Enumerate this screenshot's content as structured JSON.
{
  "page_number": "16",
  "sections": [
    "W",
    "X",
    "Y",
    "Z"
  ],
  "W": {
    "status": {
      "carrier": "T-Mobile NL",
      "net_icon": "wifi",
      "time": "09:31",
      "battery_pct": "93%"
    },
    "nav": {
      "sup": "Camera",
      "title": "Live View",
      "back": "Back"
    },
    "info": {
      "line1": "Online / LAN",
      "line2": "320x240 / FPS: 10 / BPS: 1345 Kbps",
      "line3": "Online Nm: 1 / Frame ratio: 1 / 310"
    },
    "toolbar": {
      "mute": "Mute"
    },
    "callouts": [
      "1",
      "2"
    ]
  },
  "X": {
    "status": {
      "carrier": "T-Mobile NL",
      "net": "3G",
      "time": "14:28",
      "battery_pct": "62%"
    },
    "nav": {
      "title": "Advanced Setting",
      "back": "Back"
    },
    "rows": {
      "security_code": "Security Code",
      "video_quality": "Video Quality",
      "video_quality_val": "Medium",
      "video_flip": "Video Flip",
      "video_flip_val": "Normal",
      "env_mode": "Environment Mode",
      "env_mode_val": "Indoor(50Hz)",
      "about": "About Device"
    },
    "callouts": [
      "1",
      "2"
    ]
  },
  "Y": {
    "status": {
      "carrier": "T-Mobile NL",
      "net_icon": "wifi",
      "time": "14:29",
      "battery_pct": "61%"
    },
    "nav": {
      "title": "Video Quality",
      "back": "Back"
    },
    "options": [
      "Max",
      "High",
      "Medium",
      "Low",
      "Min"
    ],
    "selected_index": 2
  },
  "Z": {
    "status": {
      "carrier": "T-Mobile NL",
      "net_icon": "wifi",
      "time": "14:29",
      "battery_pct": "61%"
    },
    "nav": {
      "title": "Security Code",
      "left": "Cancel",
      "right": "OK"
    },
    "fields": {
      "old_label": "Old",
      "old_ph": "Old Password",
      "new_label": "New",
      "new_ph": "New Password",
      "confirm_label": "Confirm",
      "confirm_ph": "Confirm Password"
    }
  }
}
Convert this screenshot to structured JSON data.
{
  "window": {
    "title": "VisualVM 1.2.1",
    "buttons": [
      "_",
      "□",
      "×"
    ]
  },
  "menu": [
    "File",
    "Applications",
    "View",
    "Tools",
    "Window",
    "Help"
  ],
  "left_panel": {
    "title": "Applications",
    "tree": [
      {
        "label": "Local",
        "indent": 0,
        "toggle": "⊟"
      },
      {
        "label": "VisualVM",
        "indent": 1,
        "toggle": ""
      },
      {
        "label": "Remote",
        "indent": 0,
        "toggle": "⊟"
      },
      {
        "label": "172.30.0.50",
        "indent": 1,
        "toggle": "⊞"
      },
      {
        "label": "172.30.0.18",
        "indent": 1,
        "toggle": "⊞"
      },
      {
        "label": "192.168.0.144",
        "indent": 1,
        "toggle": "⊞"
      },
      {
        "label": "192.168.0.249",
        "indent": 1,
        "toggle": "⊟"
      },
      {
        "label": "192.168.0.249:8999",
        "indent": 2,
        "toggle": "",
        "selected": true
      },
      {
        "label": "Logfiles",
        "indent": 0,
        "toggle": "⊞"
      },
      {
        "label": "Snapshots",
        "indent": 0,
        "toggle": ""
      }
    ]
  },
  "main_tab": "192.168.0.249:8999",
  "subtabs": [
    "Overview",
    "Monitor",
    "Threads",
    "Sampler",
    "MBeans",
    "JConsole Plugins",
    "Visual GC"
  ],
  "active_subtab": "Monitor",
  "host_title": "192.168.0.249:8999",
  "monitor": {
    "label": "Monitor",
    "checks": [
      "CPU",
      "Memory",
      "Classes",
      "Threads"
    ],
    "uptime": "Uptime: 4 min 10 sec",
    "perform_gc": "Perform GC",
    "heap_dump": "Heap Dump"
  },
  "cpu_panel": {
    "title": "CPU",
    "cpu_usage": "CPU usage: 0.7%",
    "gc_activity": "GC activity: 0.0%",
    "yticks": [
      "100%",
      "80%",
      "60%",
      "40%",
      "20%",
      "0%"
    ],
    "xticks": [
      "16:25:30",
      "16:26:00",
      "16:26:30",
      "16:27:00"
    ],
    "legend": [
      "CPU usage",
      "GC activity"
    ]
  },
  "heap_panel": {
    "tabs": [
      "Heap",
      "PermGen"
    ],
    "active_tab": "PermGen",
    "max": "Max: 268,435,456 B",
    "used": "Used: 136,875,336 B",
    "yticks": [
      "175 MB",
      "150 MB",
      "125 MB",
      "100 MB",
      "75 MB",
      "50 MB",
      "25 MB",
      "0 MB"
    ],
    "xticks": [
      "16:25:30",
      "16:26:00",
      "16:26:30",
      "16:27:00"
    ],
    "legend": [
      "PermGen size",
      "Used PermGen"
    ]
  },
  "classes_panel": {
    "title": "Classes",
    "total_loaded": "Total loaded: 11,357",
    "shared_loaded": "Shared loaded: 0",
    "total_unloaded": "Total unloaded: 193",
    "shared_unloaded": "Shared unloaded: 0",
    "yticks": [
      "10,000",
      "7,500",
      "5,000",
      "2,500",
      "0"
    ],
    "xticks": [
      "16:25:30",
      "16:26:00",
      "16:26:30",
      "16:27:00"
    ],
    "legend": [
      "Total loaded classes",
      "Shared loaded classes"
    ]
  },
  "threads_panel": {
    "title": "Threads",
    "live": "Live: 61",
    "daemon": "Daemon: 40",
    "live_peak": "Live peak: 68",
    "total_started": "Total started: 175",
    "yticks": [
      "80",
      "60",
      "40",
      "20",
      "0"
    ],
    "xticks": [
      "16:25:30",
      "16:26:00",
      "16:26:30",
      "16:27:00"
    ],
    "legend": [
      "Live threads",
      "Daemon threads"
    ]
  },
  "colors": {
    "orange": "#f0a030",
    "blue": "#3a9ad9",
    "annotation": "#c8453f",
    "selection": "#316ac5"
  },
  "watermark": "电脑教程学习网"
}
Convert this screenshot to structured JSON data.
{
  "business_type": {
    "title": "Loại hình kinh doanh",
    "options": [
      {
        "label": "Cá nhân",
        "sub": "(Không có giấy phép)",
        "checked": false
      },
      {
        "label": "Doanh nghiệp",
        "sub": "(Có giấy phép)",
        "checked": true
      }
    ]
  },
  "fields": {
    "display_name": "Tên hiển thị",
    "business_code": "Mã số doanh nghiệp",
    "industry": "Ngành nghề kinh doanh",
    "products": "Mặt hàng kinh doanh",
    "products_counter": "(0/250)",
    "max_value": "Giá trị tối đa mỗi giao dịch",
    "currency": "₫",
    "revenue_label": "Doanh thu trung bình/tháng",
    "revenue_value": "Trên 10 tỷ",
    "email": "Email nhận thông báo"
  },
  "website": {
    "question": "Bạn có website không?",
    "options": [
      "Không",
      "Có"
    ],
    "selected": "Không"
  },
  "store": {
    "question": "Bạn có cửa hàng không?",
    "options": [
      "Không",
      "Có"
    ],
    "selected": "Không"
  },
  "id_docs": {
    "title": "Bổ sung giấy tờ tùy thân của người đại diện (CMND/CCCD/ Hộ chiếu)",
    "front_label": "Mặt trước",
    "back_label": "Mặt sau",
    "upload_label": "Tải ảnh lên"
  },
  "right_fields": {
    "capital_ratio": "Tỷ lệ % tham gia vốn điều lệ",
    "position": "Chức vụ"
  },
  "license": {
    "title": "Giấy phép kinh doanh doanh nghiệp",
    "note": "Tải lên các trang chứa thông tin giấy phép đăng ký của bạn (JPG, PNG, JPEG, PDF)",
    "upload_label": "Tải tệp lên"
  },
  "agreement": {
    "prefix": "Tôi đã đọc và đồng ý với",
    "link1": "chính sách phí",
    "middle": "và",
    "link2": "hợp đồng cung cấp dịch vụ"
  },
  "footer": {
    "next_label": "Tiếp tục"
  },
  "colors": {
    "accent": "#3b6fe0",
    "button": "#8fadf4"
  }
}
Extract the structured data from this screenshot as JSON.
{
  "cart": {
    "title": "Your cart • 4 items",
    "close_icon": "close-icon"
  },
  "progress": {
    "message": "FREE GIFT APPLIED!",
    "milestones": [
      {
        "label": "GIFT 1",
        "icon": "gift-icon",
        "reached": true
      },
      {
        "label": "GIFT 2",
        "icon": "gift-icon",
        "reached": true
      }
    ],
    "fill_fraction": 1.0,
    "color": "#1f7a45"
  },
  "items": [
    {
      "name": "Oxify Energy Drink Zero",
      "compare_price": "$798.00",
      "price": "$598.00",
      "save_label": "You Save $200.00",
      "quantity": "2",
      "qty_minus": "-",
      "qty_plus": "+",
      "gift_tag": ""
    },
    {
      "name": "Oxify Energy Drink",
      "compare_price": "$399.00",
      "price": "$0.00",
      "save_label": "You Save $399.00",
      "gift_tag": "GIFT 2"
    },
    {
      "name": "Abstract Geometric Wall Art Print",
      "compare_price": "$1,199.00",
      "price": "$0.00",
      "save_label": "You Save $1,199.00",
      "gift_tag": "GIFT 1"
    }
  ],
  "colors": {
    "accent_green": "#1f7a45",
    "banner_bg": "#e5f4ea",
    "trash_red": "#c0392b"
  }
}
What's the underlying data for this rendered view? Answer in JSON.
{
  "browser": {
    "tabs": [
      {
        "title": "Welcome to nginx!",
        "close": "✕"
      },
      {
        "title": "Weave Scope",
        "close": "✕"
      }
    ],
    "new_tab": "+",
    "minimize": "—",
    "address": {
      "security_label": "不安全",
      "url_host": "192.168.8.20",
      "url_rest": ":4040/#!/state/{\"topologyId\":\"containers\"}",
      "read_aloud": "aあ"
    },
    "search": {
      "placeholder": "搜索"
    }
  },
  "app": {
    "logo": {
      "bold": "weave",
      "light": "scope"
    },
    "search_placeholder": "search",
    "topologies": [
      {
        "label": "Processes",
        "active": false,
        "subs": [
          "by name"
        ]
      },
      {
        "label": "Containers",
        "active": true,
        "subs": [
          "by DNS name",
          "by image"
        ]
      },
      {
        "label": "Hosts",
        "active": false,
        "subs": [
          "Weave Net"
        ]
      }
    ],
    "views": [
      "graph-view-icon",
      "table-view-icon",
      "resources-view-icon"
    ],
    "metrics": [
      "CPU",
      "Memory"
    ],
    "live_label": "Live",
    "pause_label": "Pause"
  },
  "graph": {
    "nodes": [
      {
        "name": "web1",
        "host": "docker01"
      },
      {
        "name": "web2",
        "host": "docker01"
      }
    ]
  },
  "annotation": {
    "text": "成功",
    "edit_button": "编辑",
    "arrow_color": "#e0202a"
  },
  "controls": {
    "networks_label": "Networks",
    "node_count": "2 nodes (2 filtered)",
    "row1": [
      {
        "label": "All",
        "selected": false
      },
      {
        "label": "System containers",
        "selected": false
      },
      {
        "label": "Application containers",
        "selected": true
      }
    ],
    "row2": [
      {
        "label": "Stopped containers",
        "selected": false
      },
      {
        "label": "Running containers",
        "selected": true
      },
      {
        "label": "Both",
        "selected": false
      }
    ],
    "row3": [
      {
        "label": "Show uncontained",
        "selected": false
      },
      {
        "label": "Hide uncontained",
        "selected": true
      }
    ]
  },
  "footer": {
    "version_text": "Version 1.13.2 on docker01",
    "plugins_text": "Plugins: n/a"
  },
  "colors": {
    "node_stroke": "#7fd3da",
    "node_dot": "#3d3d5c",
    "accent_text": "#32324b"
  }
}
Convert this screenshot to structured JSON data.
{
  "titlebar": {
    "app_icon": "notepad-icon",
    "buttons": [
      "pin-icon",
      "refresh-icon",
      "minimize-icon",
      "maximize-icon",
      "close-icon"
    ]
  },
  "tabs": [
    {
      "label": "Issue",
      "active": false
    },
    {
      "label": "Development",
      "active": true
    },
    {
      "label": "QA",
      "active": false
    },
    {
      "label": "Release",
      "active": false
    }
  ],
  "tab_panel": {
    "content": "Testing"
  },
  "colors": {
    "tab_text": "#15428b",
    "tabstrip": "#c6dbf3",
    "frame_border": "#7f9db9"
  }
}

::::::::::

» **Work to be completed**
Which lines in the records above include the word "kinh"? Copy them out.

» **Task output**
    "title": "Loại hình kinh doanh",
    "industry": "Ngành nghề kinh doanh",
    "products": "Mặt hàng kinh doanh",
    "title": "Giấy phép kinh doanh doanh nghiệp",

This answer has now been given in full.